z_alpha = 2 z_proton,

beta_alpha = 0.00083 exp[ - ( sqrt(<Psi>)/0.42 )^2.55 ] .

Note that <Psi> in this expression should be considered as averaged over the particle guiding center orbit. In this case it is a function of particle constants of motion as it should be. One can show that for alpha particles the distribution function is a function of <Psi>. We used <Psi> computing the critical velocity and the scattering frequency. One simple and relatively accurate workaround of how to go from <Psi> to particle integrals of motion is following.

If we define P_phi = e Psi /mc - v|| R, we find that for trapped particle with the accuracy up to ratio of the orbit width to the minor radius times epsilon^2 we have P_phi = e <Psi> /mc. For passing particles with the same accuracy we find P_phi = e*<Psi> /mc - sigma*v*sqrt( 1 -mu*B0/E )R0, where sigma is the sign of v||, B0 is the magnetic field at the center of the magnetic surface, and R0 is the major radius of the surface, mu is the adiabatic moment.

We find that the growth rate due to alphas is gamma/omega = 1.01% with finite orbit width effects but ingnoring

FLR effects, and =~0.6% with FLR effects. This is slightly lower than previously reported due to fitted

plasma profiles, rather than inputed from TRANSP.

4) cTAE amplitude saturation

Following is the same figure as in the paper but plotted in log scale for the perturbed poloidal field in saturation. In

plotting these results we used maximum value of the poloidal magnetic field over the mode 2D structure. The procedure

of how we computed this value is described in the abovementioned paper by Gorelenkov.

Delta f code used is referenced in my paper above. Following figures from Y. Chen thesis

illustrate the evolution of the magnetic field in that code for the case just described.

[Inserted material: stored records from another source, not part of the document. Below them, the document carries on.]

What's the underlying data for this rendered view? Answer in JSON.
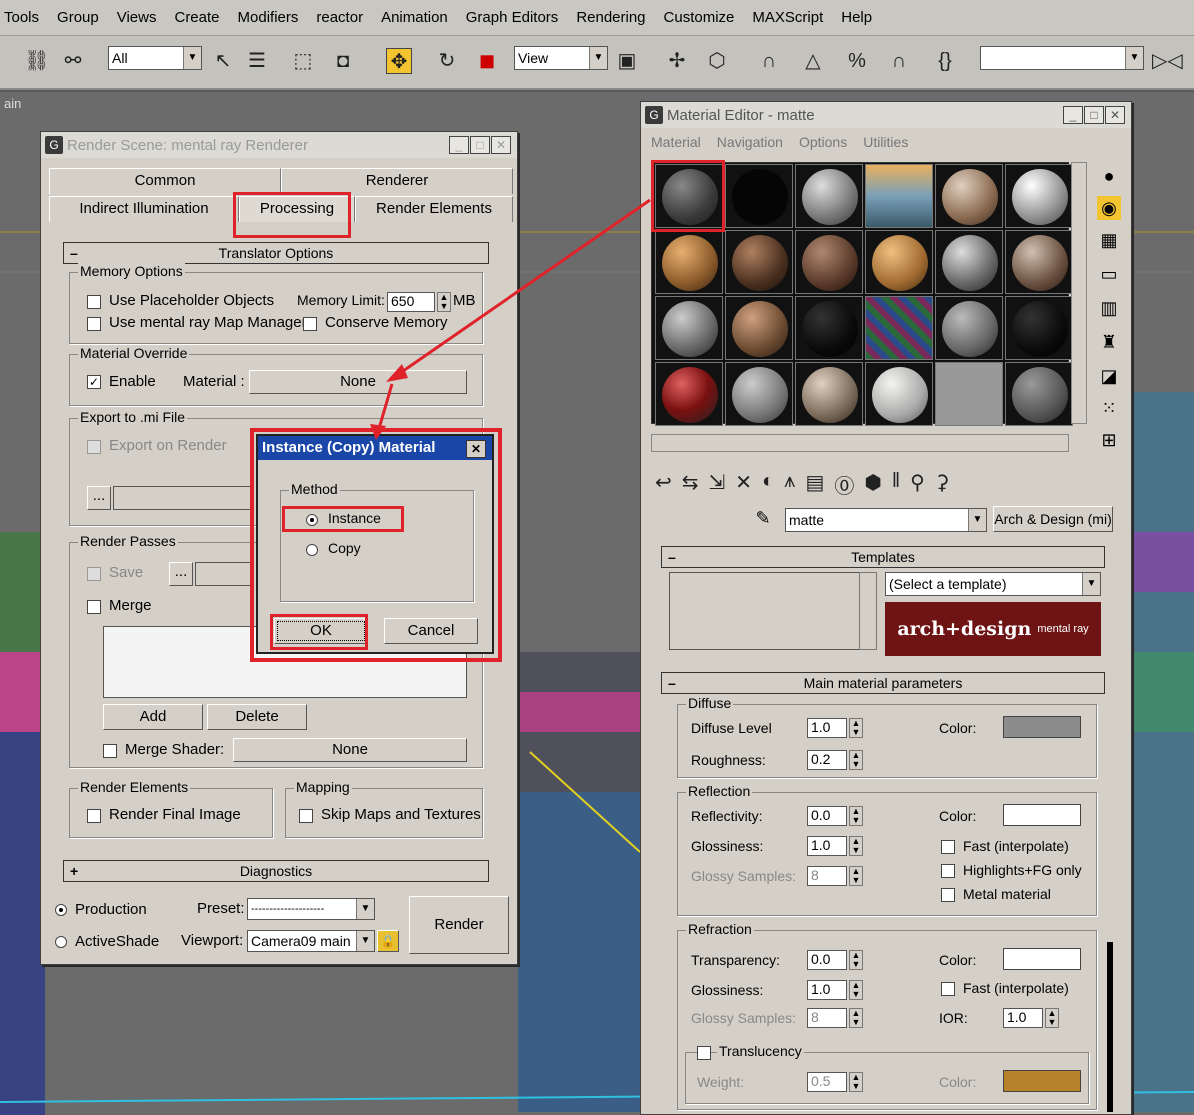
{
  "menubar": {
    "items": [
      "Tools",
      "Group",
      "Views",
      "Create",
      "Modifiers",
      "reactor",
      "Animation",
      "Graph Editors",
      "Rendering",
      "Customize",
      "MAXScript",
      "Help"
    ]
  },
  "toolbar": {
    "selection_filter": "All",
    "ref_coord": "View",
    "named_sel": ""
  },
  "viewport": {
    "label": "ain"
  },
  "render_scene": {
    "title": "Render Scene: mental ray Renderer",
    "tabs_row1": [
      "Common",
      "Renderer"
    ],
    "tabs_row2": [
      "Indirect Illumination",
      "Processing",
      "Render Elements"
    ],
    "active_tab": "Processing",
    "translator_rollout": "Translator Options",
    "memory_options": {
      "label": "Memory Options",
      "use_placeholder": "Use Placeholder Objects",
      "memory_limit_label": "Memory Limit:",
      "memory_limit": "650",
      "mb": "MB",
      "use_map_manager": "Use mental ray Map Manager",
      "conserve_memory": "Conserve Memory"
    },
    "material_override": {
      "label": "Material Override",
      "enable": "Enable",
      "enable_checked": true,
      "material_label": "Material :",
      "material_value": "None"
    },
    "export_mi": {
      "label": "Export to .mi File",
      "export_on_render": "Export on Render",
      "browse": "..."
    },
    "render_passes": {
      "label": "Render Passes",
      "save": "Save",
      "browse": "...",
      "merge": "Merge",
      "add": "Add",
      "delete": "Delete",
      "merge_shader": "Merge Shader:",
      "merge_shader_value": "None"
    },
    "render_elements": {
      "label": "Render Elements",
      "render_final": "Render Final Image"
    },
    "mapping": {
      "label": "Mapping",
      "skip_maps": "Skip Maps and Textures"
    },
    "diagnostics_rollout": "Diagnostics",
    "bottom": {
      "production": "Production",
      "activeshade": "ActiveShade",
      "preset_label": "Preset:",
      "preset_value": "--------------------",
      "viewport_label": "Viewport:",
      "viewport_value": "Camera09 main",
      "render_button": "Render"
    }
  },
  "instance_dialog": {
    "title": "Instance (Copy) Material",
    "method_label": "Method",
    "instance": "Instance",
    "copy": "Copy",
    "ok": "OK",
    "cancel": "Cancel"
  },
  "material_editor": {
    "title": "Material Editor - matte",
    "menu": [
      "Material",
      "Navigation",
      "Options",
      "Utilities"
    ],
    "material_name": "matte",
    "material_type": "Arch & Design (mi)",
    "templates_rollout": "Templates",
    "template_select": "(Select a template)",
    "banner_main": "arch+design",
    "banner_sub": "mental ray",
    "main_params_rollout": "Main material parameters",
    "diffuse": {
      "label": "Diffuse",
      "level_label": "Diffuse Level",
      "level": "1.0",
      "roughness_label": "Roughness:",
      "roughness": "0.2",
      "color_label": "Color:",
      "color": "#8c8c8c"
    },
    "reflection": {
      "label": "Reflection",
      "reflectivity_label": "Reflectivity:",
      "reflectivity": "0.0",
      "glossiness_label": "Glossiness:",
      "glossiness": "1.0",
      "samples_label": "Glossy Samples:",
      "samples": "8",
      "color_label": "Color:",
      "color": "#ffffff",
      "fast_interp": "Fast (interpolate)",
      "highlights": "Highlights+FG only",
      "metal": "Metal material"
    },
    "refraction": {
      "label": "Refraction",
      "transparency_label": "Transparency:",
      "transparency": "0.0",
      "glossiness_label": "Glossiness:",
      "glossiness": "1.0",
      "samples_label": "Glossy Samples:",
      "samples": "8",
      "color_label": "Color:",
      "color": "#ffffff",
      "fast_interp": "Fast (interpolate)",
      "ior_label": "IOR:",
      "ior": "1.0",
      "translucency": "Translucency",
      "weight_label": "Weight:",
      "weight": "0.5",
      "weight_color_label": "Color:",
      "weight_color": "#b8822a"
    }
  }
}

Note,

that in those runs growth rate was fixed gamma_alpha/omega = 1.1%, which is close to our

results.

5) Trapped (in the wave field) frequency of the dominant resonance

Here we single out the dominant (fundamental v||=v_A) alpha particle resonance at the maximum of mode amplitude

and compute the frequency of a particle trapped in the field of TAE mode as a function of mode amplitude.

We use NOVA-K and ORBIT codes to compute the trapping frequency.

Resonant particle has following parameters v/v0 = 0.718, <psi/psi0> = 9.67e-2, psi/psi0 = 0.11 at Z=0,R=2.867m,

v||/v=0.593 in NOVA-K and v||/v=0.62 in ORBIT, v0 corresponds to E=3.52MeV. Note, that there is small

difference in v||/v in both codes. v||/v was adjusted to get the same psi/psi0 = 0.11 at Z=0,R=2.867m at to ensure that

orbits look the same in both codes.

Following figure shows the trapped orbits from ORBIT code in the plane, which horizontal axis is (omega + n phi) and vertical axis is particle (psi/psi0) at the LFS of the midplane intersection with the particle orbit. Orbits are plotted for deltaB/B=10

Next plot shows trapping frequency for the deepest trapped particle of the figure above as function of mode amplitude.

The results are obtained again using NOVA-K and ORBIT codes as indicated.

Note, that to help this benchmark there will be more installments, such as trapping frequencies and other

useful information.